■ What is expected: What is needed is an exact copy of every entry below, minus the images.

****************

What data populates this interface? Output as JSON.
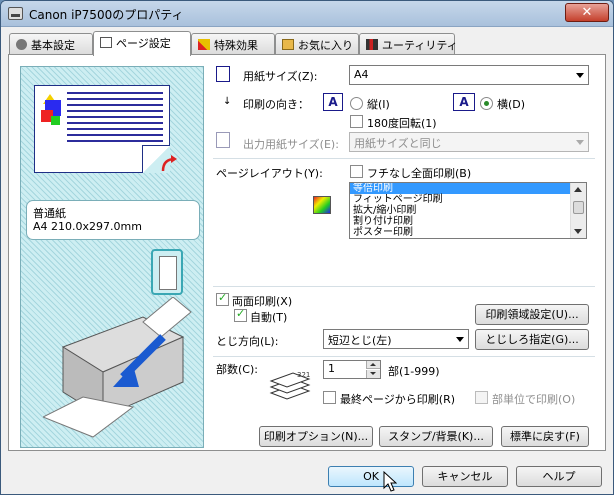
{
  "window": {
    "title": "Canon iP7500のプロパティ",
    "close_glyph": "✕"
  },
  "tabs": [
    {
      "label": "基本設定"
    },
    {
      "label": "ページ設定"
    },
    {
      "label": "特殊効果"
    },
    {
      "label": "お気に入り"
    },
    {
      "label": "ユーティリティ"
    }
  ],
  "preview": {
    "paper_type": "普通紙",
    "paper_size": "A4 210.0x297.0mm"
  },
  "settings": {
    "paper_size_label": "用紙サイズ(Z):",
    "paper_size_value": "A4",
    "orientation_label": "印刷の向き：",
    "portrait_label": "縦(I)",
    "landscape_label": "横(D)",
    "rotate180_label": "180度回転(1)",
    "output_size_label": "出力用紙サイズ(E):",
    "output_size_value": "用紙サイズと同じ",
    "page_layout_label": "ページレイアウト(Y):",
    "borderless_label": "フチなし全面印刷(B)",
    "layout_items": [
      "等倍印刷",
      "フィットページ印刷",
      "拡大/縮小印刷",
      "割り付け印刷",
      "ポスター印刷"
    ],
    "duplex_label": "両面印刷(X)",
    "auto_label": "自動(T)",
    "print_area_button": "印刷領域設定(U)...",
    "binding_label": "とじ方向(L):",
    "binding_value": "短辺とじ(左)",
    "margin_button": "とじしろ指定(G)...",
    "copies_label": "部数(C):",
    "copies_value": "1",
    "copies_range": "部(1-999)",
    "last_page_label": "最終ページから印刷(R)",
    "collate_label": "部単位で印刷(O)",
    "print_options_button": "印刷オプション(N)...",
    "stamp_button": "スタンプ/背景(K)...",
    "defaults_button": "標準に戻す(F)"
  },
  "footer": {
    "ok": "OK",
    "cancel": "キャンセル",
    "help": "ヘルプ"
  }
}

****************

■ Answer for this exercise:
What data populates this interface? Output as JSON.
{
  "window": {
    "title": "Canon iP7500のプロパティ",
    "close_glyph": "✕"
  },
  "tabs": [
    {
      "label": "基本設定"
    },
    {
      "label": "ページ設定"
    },
    {
      "label": "特殊効果"
    },
    {
      "label": "お気に入り"
    },
    {
      "label": "ユーティリティ"
    }
  ],
  "preview": {
    "paper_type": "普通紙",
    "paper_size": "A4 210.0x297.0mm"
  },
  "settings": {
    "paper_size_label": "用紙サイズ(Z):",
    "paper_size_value": "A4",
    "orientation_label": "印刷の向き：",
    "portrait_label": "縦(I)",
    "landscape_label": "横(D)",
    "rotate180_label": "180度回転(1)",
    "output_size_label": "出力用紙サイズ(E):",
    "output_size_value": "用紙サイズと同じ",
    "page_layout_label": "ページレイアウト(Y):",
    "borderless_label": "フチなし全面印刷(B)",
    "layout_items": [
      "等倍印刷",
      "フィットページ印刷",
      "拡大/縮小印刷",
      "割り付け印刷",
      "ポスター印刷"
    ],
    "duplex_label": "両面印刷(X)",
    "auto_label": "自動(T)",
    "print_area_button": "印刷領域設定(U)...",
    "binding_label": "とじ方向(L):",
    "binding_value": "短辺とじ(左)",
    "margin_button": "とじしろ指定(G)...",
    "copies_label": "部数(C):",
    "copies_value": "1",
    "copies_range": "部(1-999)",
    "last_page_label": "最終ページから印刷(R)",
    "collate_label": "部単位で印刷(O)",
    "print_options_button": "印刷オプション(N)...",
    "stamp_button": "スタンプ/背景(K)...",
    "defaults_button": "標準に戻す(F)"
  },
  "footer": {
    "ok": "OK",
    "cancel": "キャンセル",
    "help": "ヘルプ"
  }
}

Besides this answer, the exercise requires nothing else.